◆ Problem to solve
Report every line of the data where the string "help" appears.

Start of Supplied material

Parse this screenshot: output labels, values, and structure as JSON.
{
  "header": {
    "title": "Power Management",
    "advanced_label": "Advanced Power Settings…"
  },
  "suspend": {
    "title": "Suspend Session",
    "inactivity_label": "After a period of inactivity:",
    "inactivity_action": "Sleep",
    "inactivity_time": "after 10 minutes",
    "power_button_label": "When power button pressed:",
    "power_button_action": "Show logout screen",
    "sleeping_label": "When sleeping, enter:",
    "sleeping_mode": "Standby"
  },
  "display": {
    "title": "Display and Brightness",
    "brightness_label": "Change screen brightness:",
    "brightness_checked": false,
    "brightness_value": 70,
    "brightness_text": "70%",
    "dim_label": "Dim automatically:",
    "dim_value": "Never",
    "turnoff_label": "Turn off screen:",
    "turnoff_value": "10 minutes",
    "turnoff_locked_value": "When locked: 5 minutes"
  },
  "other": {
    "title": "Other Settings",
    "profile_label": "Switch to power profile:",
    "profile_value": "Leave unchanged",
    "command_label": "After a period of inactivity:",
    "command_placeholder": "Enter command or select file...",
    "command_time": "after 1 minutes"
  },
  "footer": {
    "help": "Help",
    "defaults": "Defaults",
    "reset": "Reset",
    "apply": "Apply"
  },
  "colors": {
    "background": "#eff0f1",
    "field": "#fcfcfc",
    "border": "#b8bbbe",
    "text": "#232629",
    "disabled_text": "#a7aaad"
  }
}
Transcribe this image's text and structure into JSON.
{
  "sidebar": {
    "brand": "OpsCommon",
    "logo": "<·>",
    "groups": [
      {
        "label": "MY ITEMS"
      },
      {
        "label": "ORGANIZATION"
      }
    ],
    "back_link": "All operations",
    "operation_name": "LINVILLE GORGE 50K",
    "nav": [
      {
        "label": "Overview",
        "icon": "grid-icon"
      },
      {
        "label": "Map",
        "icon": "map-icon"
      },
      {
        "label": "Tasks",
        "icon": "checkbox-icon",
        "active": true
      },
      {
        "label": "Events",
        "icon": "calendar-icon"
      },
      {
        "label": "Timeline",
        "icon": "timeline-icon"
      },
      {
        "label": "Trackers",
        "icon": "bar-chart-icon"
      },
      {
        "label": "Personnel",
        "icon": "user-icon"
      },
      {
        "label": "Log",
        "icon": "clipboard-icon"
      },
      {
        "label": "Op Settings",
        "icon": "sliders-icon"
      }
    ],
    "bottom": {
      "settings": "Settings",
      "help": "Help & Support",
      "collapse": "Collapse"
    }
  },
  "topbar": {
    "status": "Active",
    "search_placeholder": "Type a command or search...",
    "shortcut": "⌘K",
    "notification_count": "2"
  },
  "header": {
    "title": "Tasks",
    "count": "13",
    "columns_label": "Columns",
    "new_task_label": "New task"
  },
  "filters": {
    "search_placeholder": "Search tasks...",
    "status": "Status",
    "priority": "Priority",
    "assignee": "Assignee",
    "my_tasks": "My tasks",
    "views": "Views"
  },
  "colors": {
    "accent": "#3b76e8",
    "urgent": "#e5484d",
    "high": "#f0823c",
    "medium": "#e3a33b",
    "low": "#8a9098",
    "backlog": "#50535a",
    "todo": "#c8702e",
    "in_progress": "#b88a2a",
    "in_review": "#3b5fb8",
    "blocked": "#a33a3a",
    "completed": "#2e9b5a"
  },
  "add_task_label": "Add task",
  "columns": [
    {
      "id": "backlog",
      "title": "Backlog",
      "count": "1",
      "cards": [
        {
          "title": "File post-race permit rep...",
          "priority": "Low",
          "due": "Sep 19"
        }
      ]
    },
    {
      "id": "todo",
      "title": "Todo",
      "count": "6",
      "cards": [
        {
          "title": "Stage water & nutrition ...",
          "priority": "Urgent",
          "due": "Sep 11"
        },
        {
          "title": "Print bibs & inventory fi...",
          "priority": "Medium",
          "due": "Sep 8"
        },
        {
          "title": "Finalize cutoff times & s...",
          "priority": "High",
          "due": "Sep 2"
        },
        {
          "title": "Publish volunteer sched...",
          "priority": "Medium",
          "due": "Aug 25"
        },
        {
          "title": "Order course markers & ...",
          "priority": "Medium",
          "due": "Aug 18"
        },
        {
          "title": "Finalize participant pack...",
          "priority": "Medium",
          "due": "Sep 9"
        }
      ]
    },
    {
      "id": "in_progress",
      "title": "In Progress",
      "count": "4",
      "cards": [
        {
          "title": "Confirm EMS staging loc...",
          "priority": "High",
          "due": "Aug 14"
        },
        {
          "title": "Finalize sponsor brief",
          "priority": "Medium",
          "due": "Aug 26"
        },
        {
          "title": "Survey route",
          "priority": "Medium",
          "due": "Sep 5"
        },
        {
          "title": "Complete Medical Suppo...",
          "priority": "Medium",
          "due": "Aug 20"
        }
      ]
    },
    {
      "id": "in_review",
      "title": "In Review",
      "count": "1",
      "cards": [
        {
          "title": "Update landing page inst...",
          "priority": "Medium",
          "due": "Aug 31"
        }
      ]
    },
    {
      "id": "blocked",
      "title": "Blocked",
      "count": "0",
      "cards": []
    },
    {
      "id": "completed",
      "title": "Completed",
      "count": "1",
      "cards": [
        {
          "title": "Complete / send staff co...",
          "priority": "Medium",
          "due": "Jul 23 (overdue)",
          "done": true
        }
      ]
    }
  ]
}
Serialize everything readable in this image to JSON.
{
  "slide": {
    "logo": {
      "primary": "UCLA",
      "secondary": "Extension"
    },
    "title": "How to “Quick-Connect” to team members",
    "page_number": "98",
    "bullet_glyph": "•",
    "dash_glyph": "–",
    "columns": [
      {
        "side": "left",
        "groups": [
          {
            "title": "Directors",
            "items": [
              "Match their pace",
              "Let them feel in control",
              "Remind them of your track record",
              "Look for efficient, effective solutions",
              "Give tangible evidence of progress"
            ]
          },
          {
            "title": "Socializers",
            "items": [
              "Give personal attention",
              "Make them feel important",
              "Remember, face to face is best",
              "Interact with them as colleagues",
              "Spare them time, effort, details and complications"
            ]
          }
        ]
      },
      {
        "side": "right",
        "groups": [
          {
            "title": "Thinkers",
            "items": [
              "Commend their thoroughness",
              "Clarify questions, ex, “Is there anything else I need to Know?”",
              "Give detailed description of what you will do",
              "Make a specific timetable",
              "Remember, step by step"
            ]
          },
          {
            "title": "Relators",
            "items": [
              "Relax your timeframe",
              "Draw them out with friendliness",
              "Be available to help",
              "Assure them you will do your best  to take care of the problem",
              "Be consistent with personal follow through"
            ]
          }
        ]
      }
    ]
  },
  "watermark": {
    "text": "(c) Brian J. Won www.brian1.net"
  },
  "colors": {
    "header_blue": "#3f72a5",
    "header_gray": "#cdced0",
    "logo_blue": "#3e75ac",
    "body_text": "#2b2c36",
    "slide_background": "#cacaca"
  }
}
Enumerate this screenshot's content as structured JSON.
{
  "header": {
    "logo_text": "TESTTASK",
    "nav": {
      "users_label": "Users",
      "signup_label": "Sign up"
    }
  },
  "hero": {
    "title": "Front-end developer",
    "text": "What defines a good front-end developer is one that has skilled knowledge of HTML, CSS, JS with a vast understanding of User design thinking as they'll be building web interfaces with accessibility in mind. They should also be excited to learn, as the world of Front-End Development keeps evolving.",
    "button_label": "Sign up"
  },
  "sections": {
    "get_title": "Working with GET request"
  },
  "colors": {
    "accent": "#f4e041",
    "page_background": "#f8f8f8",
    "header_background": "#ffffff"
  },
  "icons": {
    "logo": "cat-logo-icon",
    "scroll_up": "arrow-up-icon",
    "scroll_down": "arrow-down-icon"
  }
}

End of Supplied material

◆ Answer box
    "help": "Help",
      "help": "Help & Support",
              "Be available to help",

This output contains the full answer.